Part of a 17-year Beach Management Scheme to protect our coastal frontages, making them more climate resilient.
22nd November 2021
Ground investigation works this winter
From Monday 22 November, ground investigation works will begin at the long groyne. This work will help inform the design of its planned upgrade and repair, which plays a critical role in helping control coastal erosion in Poole and Christchurch Bays.
The work will involve machinery drilling a 20 metre borehole at four different points along the groyne. Although disruption to the public will be minimal, we would ask that the public please take notice of the onsite signage and be cautious that plant machinery will be moving around this area.
The work is expected to last a few weeks, but progress is reliant on tides and weather conditions so it may take longer than anticipated.
The long groyne at Hengistbury Head plays a critical role in the control of coastal erosion in Poole Bay and Christchurch Harbour. However, its current condition, age and the site’s prevailing weather conditions means it is unlikely it will continue to perform effectively, particularly with the additional threat of sea level rise.
A detailed inspection of the structure in 2019 (using sonar and laser equipment) revealed it to be in a very poor condition. Several voids were discovered in the foundations below the waterline, with an associated risk of localised collapse. The groyne is also regularly submerged in water.
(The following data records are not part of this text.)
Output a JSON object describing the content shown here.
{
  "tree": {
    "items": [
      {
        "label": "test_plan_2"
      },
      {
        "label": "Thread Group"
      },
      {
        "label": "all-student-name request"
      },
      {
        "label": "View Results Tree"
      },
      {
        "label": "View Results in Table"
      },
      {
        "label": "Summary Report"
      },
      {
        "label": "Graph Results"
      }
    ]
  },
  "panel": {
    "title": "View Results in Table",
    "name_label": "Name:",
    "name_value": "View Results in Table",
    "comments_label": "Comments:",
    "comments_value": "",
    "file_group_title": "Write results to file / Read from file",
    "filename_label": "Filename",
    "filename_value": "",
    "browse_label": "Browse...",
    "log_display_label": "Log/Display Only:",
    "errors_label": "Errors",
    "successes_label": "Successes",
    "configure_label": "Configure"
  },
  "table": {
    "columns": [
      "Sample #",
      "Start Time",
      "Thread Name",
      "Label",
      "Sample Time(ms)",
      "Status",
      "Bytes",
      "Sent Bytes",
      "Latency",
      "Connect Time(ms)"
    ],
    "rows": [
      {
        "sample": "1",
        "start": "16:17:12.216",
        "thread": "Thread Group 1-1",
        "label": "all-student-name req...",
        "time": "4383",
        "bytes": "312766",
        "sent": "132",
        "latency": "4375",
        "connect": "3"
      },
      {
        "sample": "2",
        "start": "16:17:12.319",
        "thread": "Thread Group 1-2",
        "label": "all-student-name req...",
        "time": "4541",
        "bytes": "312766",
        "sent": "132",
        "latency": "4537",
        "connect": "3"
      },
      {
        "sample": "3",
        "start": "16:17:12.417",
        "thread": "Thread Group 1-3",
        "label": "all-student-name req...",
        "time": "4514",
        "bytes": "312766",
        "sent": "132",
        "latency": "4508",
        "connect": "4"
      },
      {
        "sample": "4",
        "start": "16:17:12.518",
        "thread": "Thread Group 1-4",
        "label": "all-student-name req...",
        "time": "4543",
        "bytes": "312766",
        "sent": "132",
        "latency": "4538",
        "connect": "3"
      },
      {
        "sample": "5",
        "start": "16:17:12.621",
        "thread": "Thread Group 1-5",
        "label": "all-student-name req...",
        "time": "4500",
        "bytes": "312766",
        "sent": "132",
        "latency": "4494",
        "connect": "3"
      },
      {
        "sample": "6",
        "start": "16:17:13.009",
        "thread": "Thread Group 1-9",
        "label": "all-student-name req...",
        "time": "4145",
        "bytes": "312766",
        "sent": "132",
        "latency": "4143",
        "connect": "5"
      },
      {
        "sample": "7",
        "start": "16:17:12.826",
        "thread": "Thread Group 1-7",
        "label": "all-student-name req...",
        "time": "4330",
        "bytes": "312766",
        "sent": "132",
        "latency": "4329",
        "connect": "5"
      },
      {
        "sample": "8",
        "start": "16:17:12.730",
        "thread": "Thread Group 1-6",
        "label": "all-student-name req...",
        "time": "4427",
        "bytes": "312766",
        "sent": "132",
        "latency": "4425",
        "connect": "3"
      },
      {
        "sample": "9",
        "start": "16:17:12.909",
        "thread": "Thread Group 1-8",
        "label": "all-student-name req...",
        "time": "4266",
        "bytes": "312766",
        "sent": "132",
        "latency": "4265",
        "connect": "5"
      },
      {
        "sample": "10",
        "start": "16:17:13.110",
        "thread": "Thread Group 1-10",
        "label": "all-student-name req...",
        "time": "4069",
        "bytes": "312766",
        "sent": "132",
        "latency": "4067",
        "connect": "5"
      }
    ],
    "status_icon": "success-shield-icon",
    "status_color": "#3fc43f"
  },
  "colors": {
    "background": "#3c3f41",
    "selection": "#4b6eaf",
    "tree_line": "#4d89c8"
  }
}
For safety reasons the structure was closed to the public.
The entire structure is due to be repaired and raised in height to help provide protection for the next 100 years from predicted sea-level rise.
The purpose of the Long Groyne
The 82-year-old groyne (constructed 1937–1939) is critical to controlling coastal erosion in Poole and Christchurch Bays where the current national policy for most of this populated coastal frontage is ‘hold the line’, meaning that existing coastal defences should be maintained, upgraded or replaced in their current position where funding permits.
Along with other shoreline structures, the long groyne helps to protect local communities and infrastructure; without the long groyne, beach material would rapidly wash away and the cliffs could start to erode again within a year.
Please do not put yourself in danger by climbing onto or fishing from the long groyne, even at low tide, it is unsafe.
If you are fishing around the coastline the RNLI advise you to plan your trip.
Tides and currents can be hard to predict. Even if the sea is relatively calm when you start out, a swell can quickly materialise producing rogue waves which, if in an exposed location, could drag you out to sea. Please respect the water and stay safe:
- wear a life jacket,
- carry a means of calling for help,
- check the weather forecast,
- tell someone where you are going and what time you will be back.
Read more about staying safe while you’re out fishing at: www.rnli.org